Another case of COVID-19 in the Savannah River Site workforce was announced Wednesday afternoon, bringing the cumulative tally site-wide to six.
The afternoon disclosure comes one week after the fifth case was publicly reported.
"We will continue to keep you updated as circumstances warrant," a U.S. Department of Energy spokesperson said in a statement.
Three Savannah River Site employees have recovered from novel coronavirus infection and have returned to work, according to the Energy Department spokesperson. The three others are on the mend, are being monitored and could return to work soon.
Fewer than 2,500 people are physically reporting for work at the Savannah River Site, near New Ellenton and Jackson. The 310-square-mile nuclear reserve has contracted to essential mission-critical operations, meaning staffing levels and work done there are dramatically reduced.

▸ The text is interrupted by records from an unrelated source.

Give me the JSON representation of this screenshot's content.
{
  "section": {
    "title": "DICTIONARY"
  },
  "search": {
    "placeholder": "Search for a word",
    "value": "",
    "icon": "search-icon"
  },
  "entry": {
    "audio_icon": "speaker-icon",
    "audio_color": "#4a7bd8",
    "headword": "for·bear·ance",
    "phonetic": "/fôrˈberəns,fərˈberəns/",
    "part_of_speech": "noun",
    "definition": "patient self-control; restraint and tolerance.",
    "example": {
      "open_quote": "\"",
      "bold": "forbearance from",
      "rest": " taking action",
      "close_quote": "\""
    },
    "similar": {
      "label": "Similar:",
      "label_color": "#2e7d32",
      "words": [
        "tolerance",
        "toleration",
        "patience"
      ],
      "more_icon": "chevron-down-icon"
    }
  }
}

Defense ventures, National Nuclear Security Administration capital projects and the storage of nuclear materials – at places like K and L areas, plutonium and spent nuclear fuel storehouses – have been prioritized.
Approximately 10,000 people are employed at SRS. Most are now teleworking or are on leave.
The scaling back was first spurred by Georgia Gov. Brian Kemp's stay-at-home order, which was issued earlier this month and was recently extended. S.C. Gov. Henry McMaster has issued a home-or-work order in light of the mounting coronavirus crisis, as well.
Approximately one-third of the Savannah River Site workforce lives in Georgia. SRS abuts the state line.
Roughly 15,000 cases of COVID-19 – the disease caused by the highly contagious novel coronavirus – have been logged in the Peach State. South Carolina has far fewer cases: 3,656 as of 3 p.m. Wednesday.
Measures to combat the spread of the 2019 coronavirus at the Savannah River Site include weekly and as-needed chemical cleanings, disinfecting control rooms between shifts, temperature checks, a cloth-masks policy and "sanitizer by the gallons," the Energy Department spokesperson said.
April 10 guidance from the Energy Department, which oversees the Savannah River Site, "strongly" advises that "all individuals" – federal employees, contractors, visitors – wear face coverings when social distancing is difficult, in line with what the Centers for Disease Control and Prevention has recommended.
"I so appreciate what all you are doing for our nation during these challenging times," U.S. Secretary of Energy Dan Brouillette said in a public message, "and know we will get through them together."